There were also institutional investors like the Ford Foundation and the pension plan for Major League Baseball. And there were wealthy businessmen like the computer executive Michael S. Dell and the home builder Bruce E. Toll.

Notice how the New York Times is refraining from mentioning the political persuasion of most of the recipients of these taxpayer loans.

Investors like Mr. Dell are identified in the Fed’s data because they owned or were part of a group that owned a “material” stake in a company or a fund that received funding from the Fed. They may not have been involved in the decision to borrow from the Fed

Despite this disclaimer, Michael Dell is highlighted by The Times because he is known to support Republicans.

The program, which began in March 2009, ended June 30, 2010; two-thirds of the loans have been repaid early. The remaining ones come due as late as 2015. The Fed has said it does not expect to lose any money in the program.

As we noted above, The Times did their best to make it sound like these loans were made during the Bush presidency, when in fact they were made during the Obama administration.

The investors put up their own money in return for Fed financing that was then plowed into the markets for securitized loans — bundles of credit card or auto dealership debt and student loans. The investors shouldered the risk that the loan packages could lose value and be worth less than the amount they had borrowed from the Fed.

Gosh, how heroic of them.

Ordinarily, bundles of loans of this type are not difficult to sell, but after Lehman went bankrupt in September 2008, the market for such debt suddenly froze. The point of the program was to keep money moving through the markets while having investors, not the Fed, bear the risk.

Mr. Dahlberg was one such investor. The newly disclosed records show he was an investor in Broad Creek Partners, which borrowed $28.1 million from the Fed, through TALF, to purchase a portion of a security issued by GE Capital, the financing arm of General Electric. The security was backed by subprime credit card loans. To obtain the loan, Broad Creek pledged as collateral the market value of the security, $30.5 million…

Nearly all of some two dozen TALF investors contacted on Thursday declined to comment or did not respond to messages.

One who did agree to talk was Dov C. Schlein, a former president of the Republic Bank of New York, who estimated that he made a healthy profit, but not a killing.

“Realistically, if you were an early investor you could net 10 percent,” he said. “If you came in much later when the program looked to be successful, then the return dropped to 8, 7, 6, 5 percent.” …

Mr. Schlein said he was by no means certain of making money; if unemployment had skyrocketed to 12 percent, for example, he would have expected to lose from huge defaults.

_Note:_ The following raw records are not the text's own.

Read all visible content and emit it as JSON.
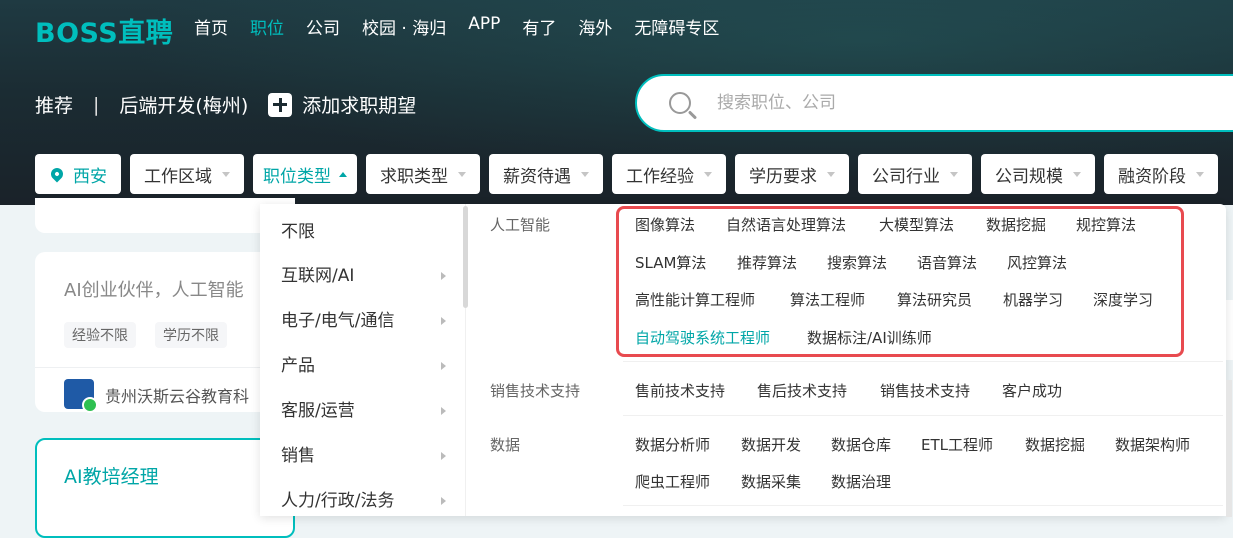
{
  "logo": "BOSS直聘",
  "nav": [
    "首页",
    "职位",
    "公司",
    "校园 · 海归",
    "APP",
    "有了",
    "海外",
    "无障碍专区"
  ],
  "nav_active_index": 1,
  "expectation": {
    "recommend": "推荐",
    "separator": "|",
    "current": "后端开发(梅州)",
    "add_label": "添加求职期望"
  },
  "search": {
    "placeholder": "搜索职位、公司"
  },
  "filters": {
    "city": "西安",
    "items": [
      "工作区域",
      "职位类型",
      "求职类型",
      "薪资待遇",
      "工作经验",
      "学历要求",
      "公司行业",
      "公司规模",
      "融资阶段"
    ]
  },
  "cards": {
    "card2_title": "AI创业伙伴，人工智能",
    "card2_tags": [
      "经验不限",
      "学历不限"
    ],
    "card2_company": "贵州沃斯云谷教育科",
    "card3_title": "AI教培经理"
  },
  "dropdown": {
    "level1": [
      "不限",
      "互联网/AI",
      "电子/电气/通信",
      "产品",
      "客服/运营",
      "销售",
      "人力/行政/法务"
    ],
    "categories": [
      {
        "name": "人工智能",
        "rows": [
          [
            "图像算法",
            "自然语言处理算法",
            "大模型算法",
            "数据挖掘",
            "规控算法"
          ],
          [
            "SLAM算法",
            "推荐算法",
            "搜索算法",
            "语音算法",
            "风控算法"
          ],
          [
            "高性能计算工程师",
            "算法工程师",
            "算法研究员",
            "机器学习",
            "深度学习"
          ],
          [
            "自动驾驶系统工程师",
            "数据标注/AI训练师"
          ]
        ]
      },
      {
        "name": "销售技术支持",
        "rows": [
          [
            "售前技术支持",
            "售后技术支持",
            "销售技术支持",
            "客户成功"
          ]
        ]
      },
      {
        "name": "数据",
        "rows": [
          [
            "数据分析师",
            "数据开发",
            "数据仓库",
            "ETL工程师",
            "数据挖掘",
            "数据架构师"
          ],
          [
            "爬虫工程师",
            "数据采集",
            "数据治理"
          ]
        ]
      }
    ],
    "highlighted": "自动驾驶系统工程师"
  },
  "colors": {
    "accent": "#00bebd",
    "highlight_box": "#e84a4f"
  }
}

How courageous of these people to take such a daring risk. Still, how many people have been making a 10% profit off of their investments in the last two years?

Mr. Dahlberg, a decorated aviator, became prominent early in the Watergate scandal because his name was on a check deposited in an account controlled by one of the burglars. Mr. Dahlberg, who was not accused of any wrongdoing in the scandal and is now a venture capitalist, did not return phone calls Thursday.

Again with Mr. Dahlberg, who is surely just one of thousands of people The Times could have singled out.

Meanwhile, for the record, according to the FEC, Mr. Dahlberg has donated to both Republican and Democrat candidates – including Max Cleland, Ted Kennedy, John Kerry and Patrick Leahy. But you would never know that from this article.

By the way, the aforementioned Mr. Schlein is a past contributor to Harry Reid and New York City’s perennial radical leftist candidate, Mark Green. But of course his political affiliations go unnoted by the New York Times.

This article was posted by Steve on Friday, December 3rd, 2010. Comments are currently closed.

2 Responses to “NYT Highlights ‘Rich’ Who Got Fed Loans”

  1. Liberals Demise says:

    Digging deep for this guy while shoveling over Frank, Dodd, Murtha…..the list is long and distinguished in those that (D)istingiush them selves as being a jackass.
    HeeHaw

  2. canary says:

    I recall Ford’s getting a late loan because the Obama’s administration offered it, not because they needed it. No one else seemed to have heard this so I thought I was wrong.


« Front Page | To Top
« | »